It remained a perfect day up in the azure sky-ed mountains … one of my favorite places here on earth!
This is a chest we have in our living room. It is against a wall that you see when you walk into the home from the front door, and because the floor plan of this part of the house is open, you can see it from everywhere.
I have to thank Seth for his challenge on his blog, "Living With Art" for these photographs to happen." Seth made me look at this arrangement with new eyes. To find my own connections and make me wonder why different things have found a place here.
This arrangement is featured on his new post, as well as many other corners and walls and displays from amazing artists that will inspire you and make you want you to visit again and again.
After I took my first photograph that you will see on his blog I had to take more, to give you a closer look.
Before, I used to put my collections in my studio on shelves to inspire me when I worked.
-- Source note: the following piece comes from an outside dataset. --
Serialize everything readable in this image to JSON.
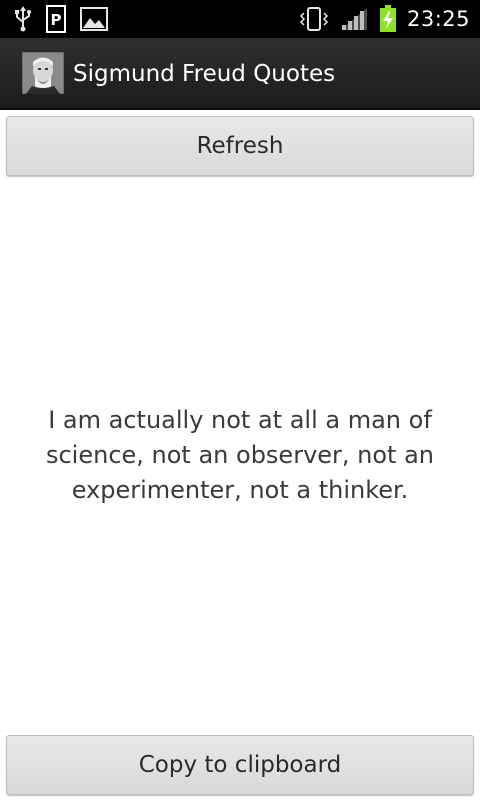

But my studio had become more and more crowded and soon I wanted to spread out to the rest of the house.
This is where my love for science and art are entwined.
Here there are things from the ocean and the desert…
from my own findings or gifts from friends or family.
Things from far far away and objects from my own gardens.
Some made from my own hands.
Each object begs for examination, each carved or molded surface, each smooth stone and piece of rough wood. They all call to be noticed. Some things here are very simple and some have intricate patterns.
My arrangement here speaks of my love for old and new,
for handmade and nature made objects.
When I walk by,
I have to touch and examine…
a waterworn stone,
are all in front of me
Let me tell you a story
of stones and shells
and seed pods…
When I made this journal, I wanted to challenge myself. I was feeling like I’d become kind of ‘cookie-cutter’ with my journal page designs in my ole’ big Canson 10 x 14 inch journal. I chose to make the shape and size different as well as mix in un-predictable papers. So already, just four pages into this new journal I’m feeling “bothered” that some of the paper is watercolor paper and some is mere writing paper. My watercolor paintings ripple the pages and I have to use less and less water. I notice I’m feeling “squeezed” into this smaller 8 1/4 x 8 1/2 inch page format. I’m wondering why I decided to be innovative!!!? But I need to remember – – that stretching one’s self is never comfortable. And it is through these feelings that we get new experiences and creative
stimulation. Ok? Ok!
Notice what a fun element the back side of the Paper Clay insert has become on these following pages? And even what is pages ahead, like that yellow glowing area showing through the hole on the right page, has an effect upon the page design. I’m often surprised with the serendipity and how wonderfully it works out!
But with all that aside, on these two pages, I celebrate my birthday. Roland gifted me with my favorite dessert, the Marion-berry Cobbler from the Standingstone Brewery in Ashland and it of course, landed on my journal page. It was a time of confusion and crazy unplanned mishaps … between visitors dropping in to a disappointing dinner out to cancellations for my Women’s Journaling Retreat … one of the cheery-est memories I could pluck from that time is my favorite cut-outs from birthday cards. For two years in a row now, my dear “Aunt Karen” has won out as my most favorite card! See the little kitten in the back pocket of a pair of jeans? That’s it! This page always makes me smile!